Beckie and I pow-wowed over twitter and decided that we wanted to carry on a weekly challenge. Initially we were going to try either Laduree’s Sucre (I wussed out of that one) or Mary Anne-Boerman’s Great British Bakes which looks utterly intriguing and inspiring. Then I looked at all those barely-baked-from books on the shelf and thought we really should use something we already had. So, after comparing our baking libraries we settled on Home Sweet Home from the Hummingbird Bakery. There’s a range of sweet goods – cupcakes, cheescakes, pies, traybakes, classic puds and even some token savouries, so we’ll be rotating around the chapters one bake a week. In theory it will take us 2 years! If you’d like to join us please feel free and do let us know so we can cheer you on in our shared sugar-fuelled insanity.
So first up: Jaffa Cake Cupcakes

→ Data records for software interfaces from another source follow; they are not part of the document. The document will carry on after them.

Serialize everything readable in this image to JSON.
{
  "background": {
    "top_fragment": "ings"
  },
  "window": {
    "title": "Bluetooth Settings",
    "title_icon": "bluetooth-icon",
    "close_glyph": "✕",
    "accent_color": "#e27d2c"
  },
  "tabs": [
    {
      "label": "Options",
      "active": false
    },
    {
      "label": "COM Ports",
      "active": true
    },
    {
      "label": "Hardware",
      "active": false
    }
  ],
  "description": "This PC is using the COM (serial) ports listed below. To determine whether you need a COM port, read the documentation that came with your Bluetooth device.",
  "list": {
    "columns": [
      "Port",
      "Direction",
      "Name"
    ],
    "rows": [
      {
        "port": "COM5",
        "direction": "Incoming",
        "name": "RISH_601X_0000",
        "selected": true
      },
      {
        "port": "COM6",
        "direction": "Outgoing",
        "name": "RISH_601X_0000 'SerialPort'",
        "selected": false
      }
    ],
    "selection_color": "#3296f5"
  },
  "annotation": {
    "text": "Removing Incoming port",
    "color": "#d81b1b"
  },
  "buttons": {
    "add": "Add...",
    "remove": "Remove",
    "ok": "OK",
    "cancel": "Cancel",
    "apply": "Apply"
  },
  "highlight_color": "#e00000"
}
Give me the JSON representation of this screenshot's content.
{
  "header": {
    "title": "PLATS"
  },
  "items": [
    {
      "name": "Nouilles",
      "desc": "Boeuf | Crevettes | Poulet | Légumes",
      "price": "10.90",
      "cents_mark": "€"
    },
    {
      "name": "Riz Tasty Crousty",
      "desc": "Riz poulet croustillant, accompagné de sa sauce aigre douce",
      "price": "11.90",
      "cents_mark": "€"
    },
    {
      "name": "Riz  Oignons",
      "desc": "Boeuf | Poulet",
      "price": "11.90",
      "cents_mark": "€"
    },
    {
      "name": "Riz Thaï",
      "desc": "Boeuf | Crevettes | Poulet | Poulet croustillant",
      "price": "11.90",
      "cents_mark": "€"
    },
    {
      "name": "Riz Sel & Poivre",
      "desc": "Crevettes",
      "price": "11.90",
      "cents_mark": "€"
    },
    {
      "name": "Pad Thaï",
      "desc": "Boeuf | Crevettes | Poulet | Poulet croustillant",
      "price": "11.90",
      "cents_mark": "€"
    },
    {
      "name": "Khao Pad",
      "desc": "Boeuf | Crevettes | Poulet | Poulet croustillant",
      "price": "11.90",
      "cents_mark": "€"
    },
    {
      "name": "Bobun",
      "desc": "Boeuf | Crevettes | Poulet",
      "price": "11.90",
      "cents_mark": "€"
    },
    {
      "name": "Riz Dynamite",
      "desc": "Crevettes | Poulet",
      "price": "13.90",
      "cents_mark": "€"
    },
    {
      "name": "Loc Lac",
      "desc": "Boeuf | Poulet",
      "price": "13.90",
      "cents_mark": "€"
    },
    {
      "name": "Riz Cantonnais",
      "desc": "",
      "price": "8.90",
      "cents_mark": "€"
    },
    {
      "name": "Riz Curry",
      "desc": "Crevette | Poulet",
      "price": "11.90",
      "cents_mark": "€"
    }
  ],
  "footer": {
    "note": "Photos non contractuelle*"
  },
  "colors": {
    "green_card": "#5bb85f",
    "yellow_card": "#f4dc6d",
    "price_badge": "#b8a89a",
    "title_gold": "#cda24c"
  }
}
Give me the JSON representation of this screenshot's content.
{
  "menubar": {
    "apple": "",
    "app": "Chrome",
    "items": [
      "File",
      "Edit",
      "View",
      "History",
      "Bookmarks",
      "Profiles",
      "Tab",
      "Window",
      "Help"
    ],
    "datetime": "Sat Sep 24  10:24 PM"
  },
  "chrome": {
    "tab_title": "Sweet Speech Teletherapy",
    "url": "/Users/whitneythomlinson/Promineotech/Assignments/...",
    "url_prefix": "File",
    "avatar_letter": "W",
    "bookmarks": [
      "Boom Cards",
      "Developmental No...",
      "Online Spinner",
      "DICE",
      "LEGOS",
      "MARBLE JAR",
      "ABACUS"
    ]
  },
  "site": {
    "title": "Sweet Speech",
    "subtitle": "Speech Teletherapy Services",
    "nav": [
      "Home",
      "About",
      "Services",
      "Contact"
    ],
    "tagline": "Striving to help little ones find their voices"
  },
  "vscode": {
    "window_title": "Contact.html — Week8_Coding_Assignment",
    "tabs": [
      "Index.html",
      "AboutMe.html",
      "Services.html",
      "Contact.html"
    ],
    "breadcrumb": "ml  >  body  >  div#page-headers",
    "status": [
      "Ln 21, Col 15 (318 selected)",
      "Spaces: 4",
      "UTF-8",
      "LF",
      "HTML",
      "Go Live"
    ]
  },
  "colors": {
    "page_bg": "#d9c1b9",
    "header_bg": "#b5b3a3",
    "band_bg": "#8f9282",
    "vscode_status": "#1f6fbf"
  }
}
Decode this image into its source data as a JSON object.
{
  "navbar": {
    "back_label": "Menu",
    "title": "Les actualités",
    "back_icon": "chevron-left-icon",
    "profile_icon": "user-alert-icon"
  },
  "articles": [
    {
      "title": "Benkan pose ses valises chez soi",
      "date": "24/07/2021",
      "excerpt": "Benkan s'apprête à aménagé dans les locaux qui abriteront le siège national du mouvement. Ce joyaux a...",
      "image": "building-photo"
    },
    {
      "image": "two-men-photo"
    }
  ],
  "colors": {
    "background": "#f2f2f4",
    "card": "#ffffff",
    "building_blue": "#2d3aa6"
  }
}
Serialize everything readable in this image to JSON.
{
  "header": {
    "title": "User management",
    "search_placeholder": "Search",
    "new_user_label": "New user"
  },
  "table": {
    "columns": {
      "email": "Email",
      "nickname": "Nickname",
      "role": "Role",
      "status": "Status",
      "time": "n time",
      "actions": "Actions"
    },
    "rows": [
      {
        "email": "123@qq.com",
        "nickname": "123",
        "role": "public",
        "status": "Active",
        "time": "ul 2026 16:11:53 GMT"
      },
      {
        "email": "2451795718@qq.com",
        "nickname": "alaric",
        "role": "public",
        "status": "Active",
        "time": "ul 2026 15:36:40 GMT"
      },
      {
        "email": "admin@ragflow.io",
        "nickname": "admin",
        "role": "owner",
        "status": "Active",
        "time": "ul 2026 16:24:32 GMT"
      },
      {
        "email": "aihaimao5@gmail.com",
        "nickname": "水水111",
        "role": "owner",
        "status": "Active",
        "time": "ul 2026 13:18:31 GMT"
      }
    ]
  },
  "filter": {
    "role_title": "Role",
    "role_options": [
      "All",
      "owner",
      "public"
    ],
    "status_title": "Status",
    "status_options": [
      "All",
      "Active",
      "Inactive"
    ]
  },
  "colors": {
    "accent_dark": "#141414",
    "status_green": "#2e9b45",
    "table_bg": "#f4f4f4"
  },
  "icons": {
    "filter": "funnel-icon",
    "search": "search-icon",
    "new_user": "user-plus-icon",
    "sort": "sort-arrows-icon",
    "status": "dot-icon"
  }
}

It was a joy to make cupcakes. I realised I’d not made them for at least at year, mainly because I hate the icing sugar cloud that is unavoidable when making buttercream icing.
This recipe has a really weird way of beating together all the dry ingredients into breadcrumbs before adding the liquid, but it makes for a delightfully easy bake and had a good texture. I even got to use a cupcake corer which was a present two christmases ago and hadn’t been used. I thought they were a bit of a gimmick but after trying one cake-coring with a knife I was very glad to remember I had it.
I wasn’t convinced that mini Jaffa Cakes existed but I’ve just googled and it seems that they do. I couldn’t hunt any down though so I used a mix of half-moons and tiny circle of Jaffa Cake cut using the increasingly useful cupcake corer.
Jaffa Cake Cupcakes by Hummingbird Bakery
For the sponge:
70g softened butter
210g plain flour
250g caster sugar
1 tbsp baking powder
1/2 tsl salt
210ml milk (specifies whole but I used skimmed)
2 eggs (specifies large but I used medium)
1 tsp vanilla extract
100g smooth marmalade (I used chunky)
For the icing (as Beckie notes you only need 2/3rds of this unless you’re being very generous)
450g icing sugar
60g cocoa powder
150 softened butter
60ml milk (specifies whole but I used skimmed and found I needed closer to 80ml)
1 packet of jaffa cakes (mini if you can get them)
Recipe can be found in Home Sweet Home by Hummingbird Bakery or at the Waterstones recipe card here